Task item: Give back every record below word for word, with the pictures omitted.

Material to process:
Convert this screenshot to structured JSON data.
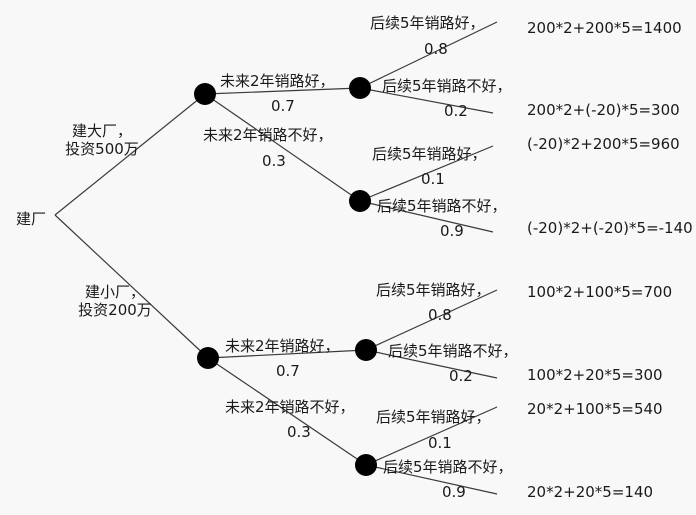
{
  "root": {
    "label": "建厂"
  },
  "big": {
    "label_line1": "建大厂，",
    "label_line2": "投资500万",
    "good2": {
      "label": "未来2年销路好，",
      "prob": "0.7"
    },
    "bad2": {
      "label": "未来2年销路不好，",
      "prob": "0.3"
    },
    "g_good": {
      "label": "后续5年销路好，",
      "prob": "0.8",
      "result": "200*2+200*5=1400"
    },
    "g_bad": {
      "label": "后续5年销路不好，",
      "prob": "0.2",
      "result": "200*2+(-20)*5=300"
    },
    "b_good": {
      "label": "后续5年销路好，",
      "prob": "0.1",
      "result": "(-20)*2+200*5=960"
    },
    "b_bad": {
      "label": "后续5年销路不好，",
      "prob": "0.9",
      "result": "(-20)*2+(-20)*5=-140"
    }
  },
  "small": {
    "label_line1": "建小厂，",
    "label_line2": "投资200万",
    "good2": {
      "label": "未来2年销路好，",
      "prob": "0.7"
    },
    "bad2": {
      "label": "未来2年销路不好，",
      "prob": "0.3"
    },
    "g_good": {
      "label": "后续5年销路好，",
      "prob": "0.8",
      "result": "100*2+100*5=700"
    },
    "g_bad": {
      "label": "后续5年销路不好，",
      "prob": "0.2",
      "result": "100*2+20*5=300"
    },
    "b_good": {
      "label": "后续5年销路好，",
      "prob": "0.1",
      "result": "20*2+100*5=540"
    },
    "b_bad": {
      "label": "后续5年销路不好，",
      "prob": "0.9",
      "result": "20*2+20*5=140"
    }
  },
  "colors": {
    "line": "#3a3a3a",
    "node": "#000000",
    "text": "#1a1a1a",
    "background": "#f8f8f8"
  }
}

Reply to the exercise:
Convert this screenshot to structured JSON data.
{
  "root": {
    "label": "建厂"
  },
  "big": {
    "label_line1": "建大厂，",
    "label_line2": "投资500万",
    "good2": {
      "label": "未来2年销路好，",
      "prob": "0.7"
    },
    "bad2": {
      "label": "未来2年销路不好，",
      "prob": "0.3"
    },
    "g_good": {
      "label": "后续5年销路好，",
      "prob": "0.8",
      "result": "200*2+200*5=1400"
    },
    "g_bad": {
      "label": "后续5年销路不好，",
      "prob": "0.2",
      "result": "200*2+(-20)*5=300"
    },
    "b_good": {
      "label": "后续5年销路好，",
      "prob": "0.1",
      "result": "(-20)*2+200*5=960"
    },
    "b_bad": {
      "label": "后续5年销路不好，",
      "prob": "0.9",
      "result": "(-20)*2+(-20)*5=-140"
    }
  },
  "small": {
    "label_line1": "建小厂，",
    "label_line2": "投资200万",
    "good2": {
      "label": "未来2年销路好，",
      "prob": "0.7"
    },
    "bad2": {
      "label": "未来2年销路不好，",
      "prob": "0.3"
    },
    "g_good": {
      "label": "后续5年销路好，",
      "prob": "0.8",
      "result": "100*2+100*5=700"
    },
    "g_bad": {
      "label": "后续5年销路不好，",
      "prob": "0.2",
      "result": "100*2+20*5=300"
    },
    "b_good": {
      "label": "后续5年销路好，",
      "prob": "0.1",
      "result": "20*2+100*5=540"
    },
    "b_bad": {
      "label": "后续5年销路不好，",
      "prob": "0.9",
      "result": "20*2+20*5=140"
    }
  },
  "colors": {
    "line": "#3a3a3a",
    "node": "#000000",
    "text": "#1a1a1a",
    "background": "#f8f8f8"
  }
}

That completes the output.